[TASK TO COMPLETE] After going through the data below, state how many lines contain "header", and nothing else.
Content starts
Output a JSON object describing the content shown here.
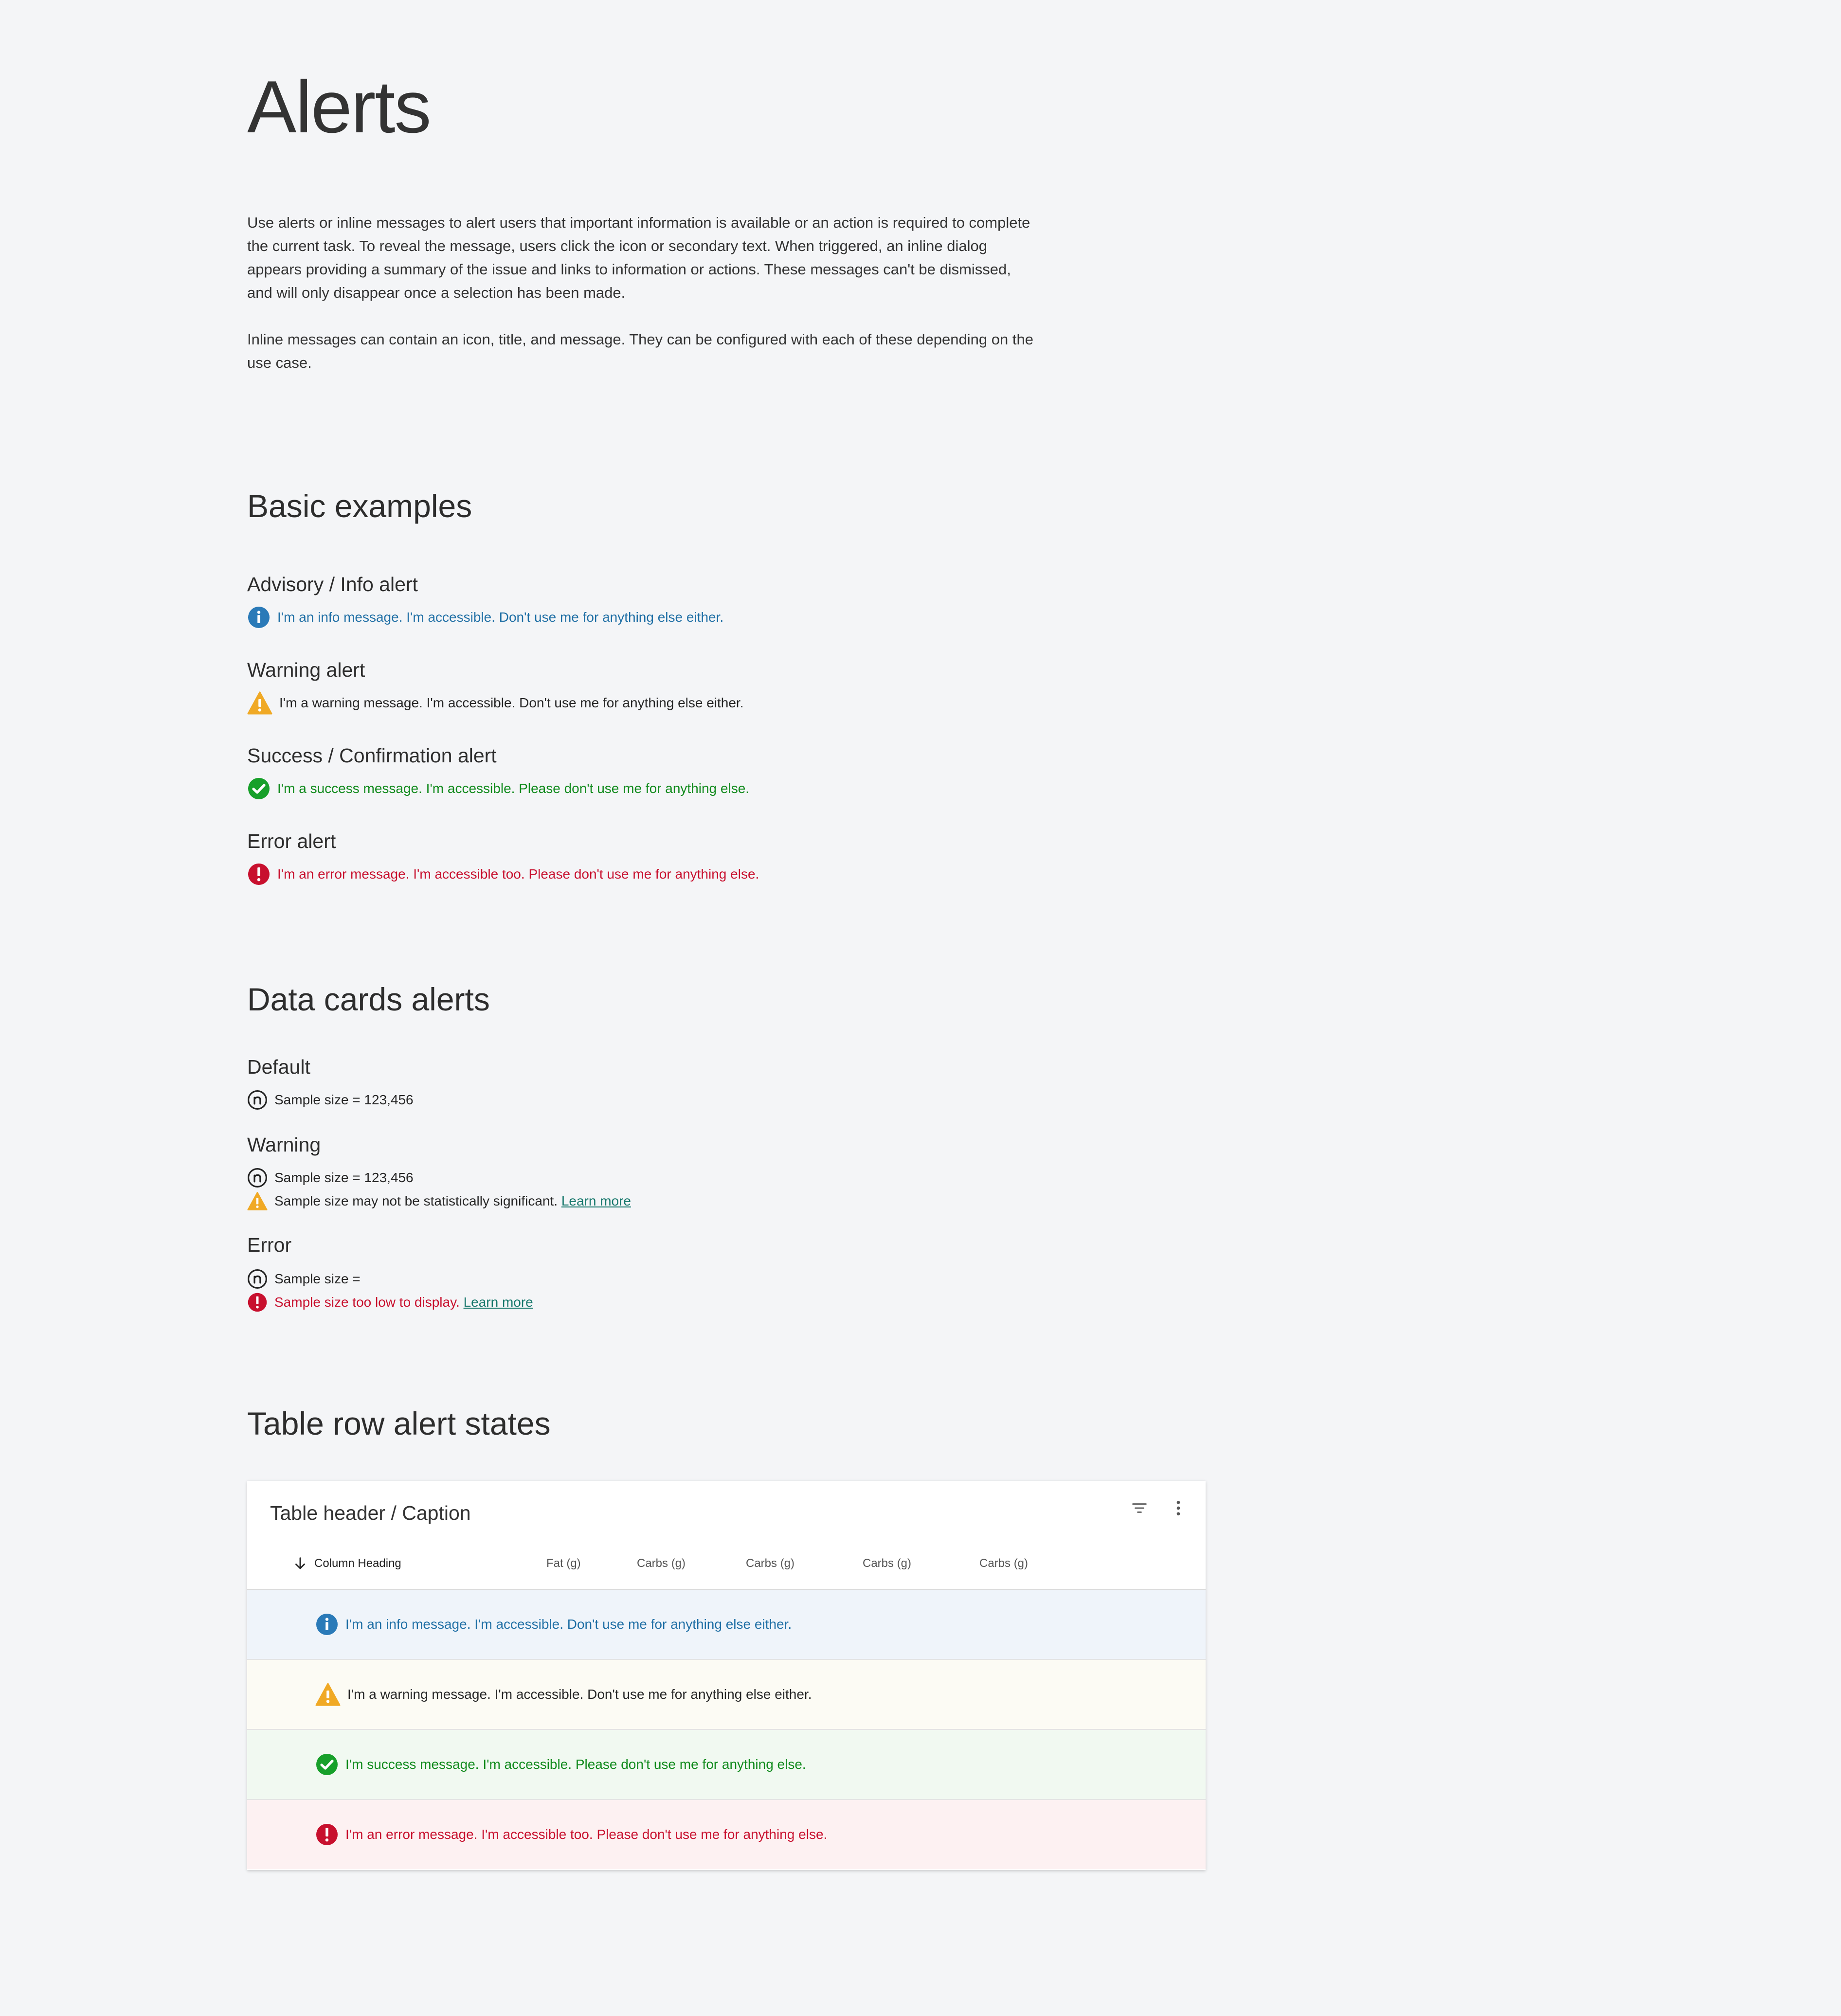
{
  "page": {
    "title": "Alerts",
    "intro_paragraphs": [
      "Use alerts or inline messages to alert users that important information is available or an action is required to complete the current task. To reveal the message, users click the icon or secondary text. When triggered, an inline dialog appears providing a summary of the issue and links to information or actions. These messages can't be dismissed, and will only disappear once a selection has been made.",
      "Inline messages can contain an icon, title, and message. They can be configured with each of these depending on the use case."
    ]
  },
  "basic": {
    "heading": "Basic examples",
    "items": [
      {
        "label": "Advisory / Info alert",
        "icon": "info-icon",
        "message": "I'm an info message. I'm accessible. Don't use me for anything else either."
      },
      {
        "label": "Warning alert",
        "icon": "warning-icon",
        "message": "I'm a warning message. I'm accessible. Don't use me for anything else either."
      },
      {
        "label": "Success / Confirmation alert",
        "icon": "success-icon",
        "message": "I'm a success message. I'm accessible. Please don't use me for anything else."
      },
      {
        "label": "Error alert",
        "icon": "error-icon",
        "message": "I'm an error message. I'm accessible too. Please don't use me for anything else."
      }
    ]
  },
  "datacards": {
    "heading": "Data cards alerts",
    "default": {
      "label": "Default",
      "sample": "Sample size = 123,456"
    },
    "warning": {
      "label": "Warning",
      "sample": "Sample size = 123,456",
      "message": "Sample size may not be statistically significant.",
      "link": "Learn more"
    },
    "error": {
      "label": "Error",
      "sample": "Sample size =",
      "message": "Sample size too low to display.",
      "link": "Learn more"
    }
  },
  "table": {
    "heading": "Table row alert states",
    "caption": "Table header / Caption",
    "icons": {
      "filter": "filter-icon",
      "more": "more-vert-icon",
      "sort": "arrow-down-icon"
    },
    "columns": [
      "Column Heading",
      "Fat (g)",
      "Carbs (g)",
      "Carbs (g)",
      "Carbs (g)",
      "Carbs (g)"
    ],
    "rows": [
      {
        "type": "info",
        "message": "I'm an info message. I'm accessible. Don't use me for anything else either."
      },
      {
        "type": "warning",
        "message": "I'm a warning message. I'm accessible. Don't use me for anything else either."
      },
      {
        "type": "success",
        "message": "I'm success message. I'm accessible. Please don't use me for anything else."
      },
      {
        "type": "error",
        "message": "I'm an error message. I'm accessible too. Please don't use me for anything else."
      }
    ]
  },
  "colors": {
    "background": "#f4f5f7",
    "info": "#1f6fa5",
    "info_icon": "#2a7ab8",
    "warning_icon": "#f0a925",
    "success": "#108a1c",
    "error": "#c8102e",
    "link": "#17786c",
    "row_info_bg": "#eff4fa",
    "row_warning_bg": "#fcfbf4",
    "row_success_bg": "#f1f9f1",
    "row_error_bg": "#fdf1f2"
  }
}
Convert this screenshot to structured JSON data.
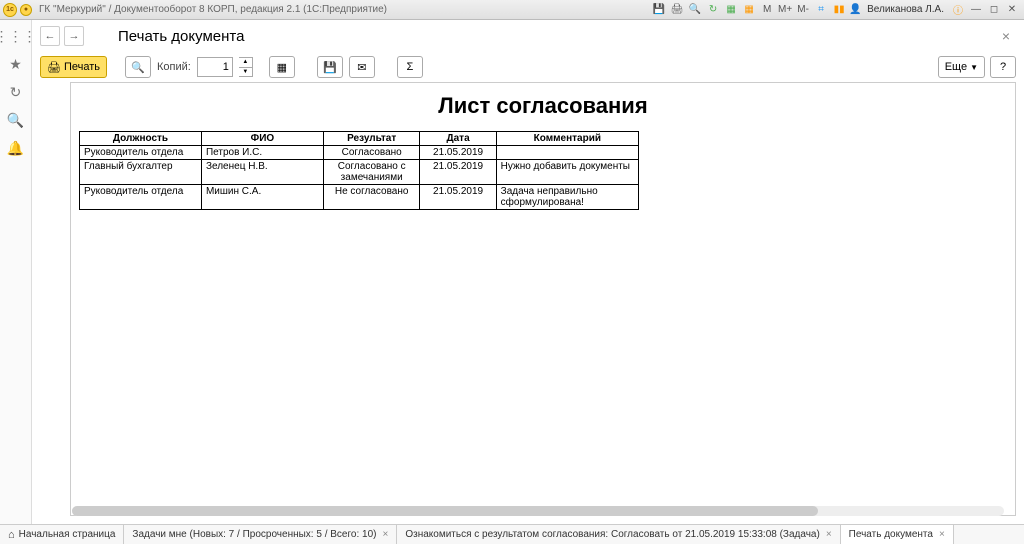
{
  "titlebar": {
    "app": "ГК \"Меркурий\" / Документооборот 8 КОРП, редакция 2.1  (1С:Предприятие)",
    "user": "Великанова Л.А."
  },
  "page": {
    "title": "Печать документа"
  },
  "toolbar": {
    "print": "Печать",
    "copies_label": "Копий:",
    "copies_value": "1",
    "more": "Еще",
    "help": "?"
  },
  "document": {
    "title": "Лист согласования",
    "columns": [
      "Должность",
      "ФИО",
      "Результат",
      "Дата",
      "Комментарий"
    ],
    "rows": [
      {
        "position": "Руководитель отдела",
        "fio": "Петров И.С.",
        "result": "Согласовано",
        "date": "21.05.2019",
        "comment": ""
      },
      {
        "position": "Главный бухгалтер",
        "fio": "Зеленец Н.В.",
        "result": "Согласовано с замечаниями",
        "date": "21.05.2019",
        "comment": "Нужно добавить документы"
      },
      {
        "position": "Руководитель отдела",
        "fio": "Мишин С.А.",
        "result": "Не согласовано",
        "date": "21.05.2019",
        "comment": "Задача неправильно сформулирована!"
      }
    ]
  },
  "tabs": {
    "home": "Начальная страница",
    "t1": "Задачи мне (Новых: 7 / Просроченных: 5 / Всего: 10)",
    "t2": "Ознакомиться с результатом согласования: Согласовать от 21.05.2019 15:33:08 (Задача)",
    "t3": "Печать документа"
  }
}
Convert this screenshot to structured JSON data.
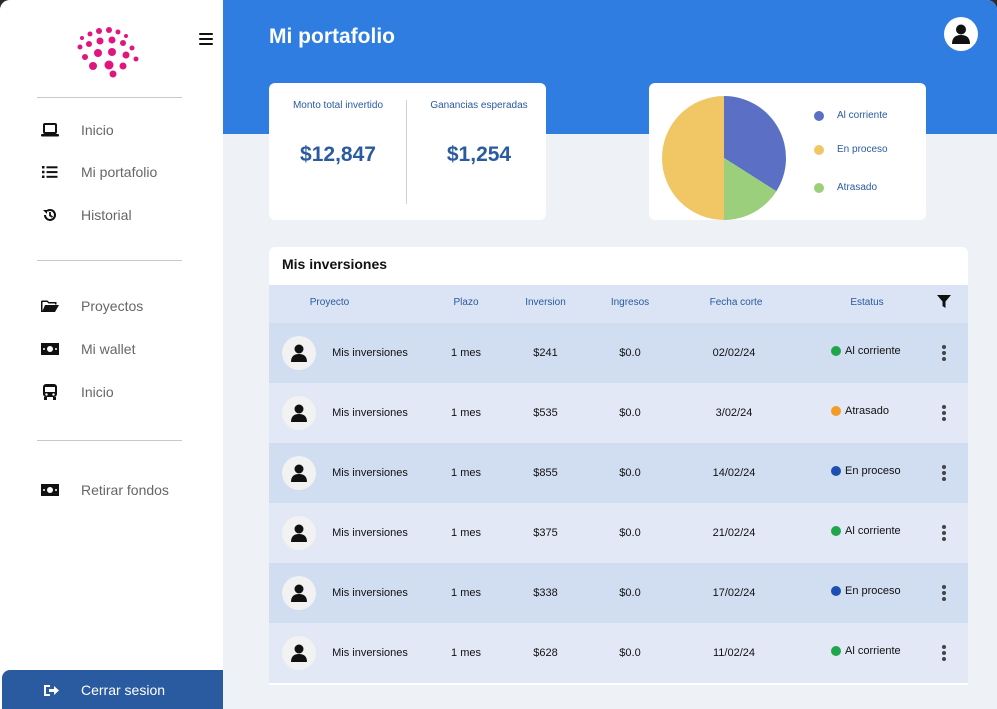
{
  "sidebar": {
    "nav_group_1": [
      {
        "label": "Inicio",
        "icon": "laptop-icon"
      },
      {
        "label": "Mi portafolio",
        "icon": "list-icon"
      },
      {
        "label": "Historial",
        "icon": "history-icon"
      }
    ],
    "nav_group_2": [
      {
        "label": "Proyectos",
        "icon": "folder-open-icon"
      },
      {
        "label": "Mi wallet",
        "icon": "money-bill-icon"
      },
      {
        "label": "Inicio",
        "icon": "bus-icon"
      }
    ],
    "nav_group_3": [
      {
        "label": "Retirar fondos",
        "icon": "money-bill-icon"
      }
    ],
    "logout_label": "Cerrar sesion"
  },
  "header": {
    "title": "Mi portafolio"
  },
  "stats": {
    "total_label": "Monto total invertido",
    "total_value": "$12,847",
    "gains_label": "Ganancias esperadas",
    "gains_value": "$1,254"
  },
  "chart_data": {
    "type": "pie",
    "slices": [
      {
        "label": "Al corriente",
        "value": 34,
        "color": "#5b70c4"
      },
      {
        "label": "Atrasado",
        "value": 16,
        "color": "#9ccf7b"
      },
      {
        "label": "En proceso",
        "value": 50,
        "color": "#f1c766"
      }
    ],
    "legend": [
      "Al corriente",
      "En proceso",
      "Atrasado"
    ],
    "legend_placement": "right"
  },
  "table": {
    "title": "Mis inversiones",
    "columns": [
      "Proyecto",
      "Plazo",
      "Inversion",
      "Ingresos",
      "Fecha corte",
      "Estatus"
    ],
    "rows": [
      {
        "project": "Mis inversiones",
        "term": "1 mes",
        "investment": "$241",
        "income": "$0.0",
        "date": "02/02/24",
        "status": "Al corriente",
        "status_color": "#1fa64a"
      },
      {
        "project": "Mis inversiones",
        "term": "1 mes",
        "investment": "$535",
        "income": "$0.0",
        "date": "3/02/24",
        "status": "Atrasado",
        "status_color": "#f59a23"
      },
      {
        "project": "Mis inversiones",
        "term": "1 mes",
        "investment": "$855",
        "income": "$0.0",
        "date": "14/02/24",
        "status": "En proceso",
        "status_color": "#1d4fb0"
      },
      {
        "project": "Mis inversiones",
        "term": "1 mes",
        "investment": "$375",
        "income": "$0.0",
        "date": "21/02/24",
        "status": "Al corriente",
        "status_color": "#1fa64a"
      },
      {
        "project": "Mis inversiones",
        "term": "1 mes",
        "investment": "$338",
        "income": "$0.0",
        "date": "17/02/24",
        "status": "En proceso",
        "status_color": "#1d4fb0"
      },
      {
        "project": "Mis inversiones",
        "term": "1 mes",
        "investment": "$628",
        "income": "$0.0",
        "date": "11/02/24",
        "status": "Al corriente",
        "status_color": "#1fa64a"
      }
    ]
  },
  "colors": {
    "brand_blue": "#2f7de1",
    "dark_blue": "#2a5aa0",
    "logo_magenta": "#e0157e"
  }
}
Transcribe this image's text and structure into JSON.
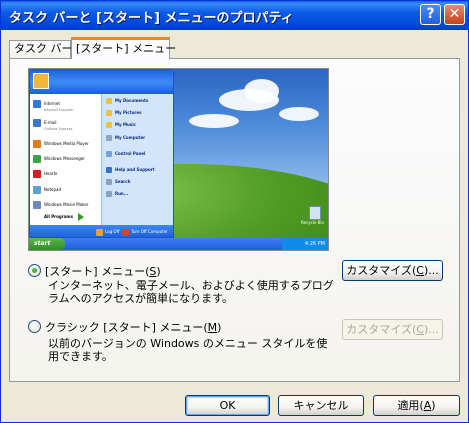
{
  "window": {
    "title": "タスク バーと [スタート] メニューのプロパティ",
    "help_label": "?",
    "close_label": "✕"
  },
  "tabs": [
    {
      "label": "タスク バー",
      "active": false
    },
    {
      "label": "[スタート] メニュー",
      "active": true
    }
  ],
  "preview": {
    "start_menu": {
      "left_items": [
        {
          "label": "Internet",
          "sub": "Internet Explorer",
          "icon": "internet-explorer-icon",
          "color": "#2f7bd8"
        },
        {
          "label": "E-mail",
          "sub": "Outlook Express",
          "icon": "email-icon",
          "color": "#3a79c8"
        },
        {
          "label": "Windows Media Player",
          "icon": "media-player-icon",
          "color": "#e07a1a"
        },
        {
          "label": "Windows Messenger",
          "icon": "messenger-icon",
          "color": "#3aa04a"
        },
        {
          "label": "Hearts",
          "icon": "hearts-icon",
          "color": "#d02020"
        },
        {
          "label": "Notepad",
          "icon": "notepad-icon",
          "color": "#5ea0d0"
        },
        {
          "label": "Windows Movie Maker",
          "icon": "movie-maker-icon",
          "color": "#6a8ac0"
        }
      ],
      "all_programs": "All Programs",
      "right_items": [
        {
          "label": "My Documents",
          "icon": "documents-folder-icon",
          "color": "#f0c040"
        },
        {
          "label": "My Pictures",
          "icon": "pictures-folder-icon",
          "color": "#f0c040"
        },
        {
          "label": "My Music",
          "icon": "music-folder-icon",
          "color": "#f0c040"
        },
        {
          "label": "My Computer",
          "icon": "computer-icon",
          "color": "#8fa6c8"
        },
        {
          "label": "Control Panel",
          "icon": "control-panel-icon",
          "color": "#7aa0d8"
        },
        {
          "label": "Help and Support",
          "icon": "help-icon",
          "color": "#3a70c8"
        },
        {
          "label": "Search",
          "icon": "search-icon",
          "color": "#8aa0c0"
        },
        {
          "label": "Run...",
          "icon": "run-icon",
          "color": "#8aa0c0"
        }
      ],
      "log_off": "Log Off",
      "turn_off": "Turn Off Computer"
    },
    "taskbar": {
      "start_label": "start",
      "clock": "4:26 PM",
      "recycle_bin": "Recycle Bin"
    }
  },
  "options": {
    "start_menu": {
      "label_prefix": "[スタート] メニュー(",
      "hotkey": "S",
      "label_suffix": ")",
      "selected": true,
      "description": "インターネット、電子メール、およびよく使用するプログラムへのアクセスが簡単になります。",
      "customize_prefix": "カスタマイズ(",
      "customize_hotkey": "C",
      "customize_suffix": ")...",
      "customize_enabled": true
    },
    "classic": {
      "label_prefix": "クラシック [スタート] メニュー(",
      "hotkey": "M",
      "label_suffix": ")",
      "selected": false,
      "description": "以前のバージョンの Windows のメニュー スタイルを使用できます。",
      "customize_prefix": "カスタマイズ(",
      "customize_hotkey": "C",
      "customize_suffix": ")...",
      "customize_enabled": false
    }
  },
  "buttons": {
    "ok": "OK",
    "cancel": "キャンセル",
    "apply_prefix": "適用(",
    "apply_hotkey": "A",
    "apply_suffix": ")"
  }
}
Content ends
[TASK RESPONSE] 2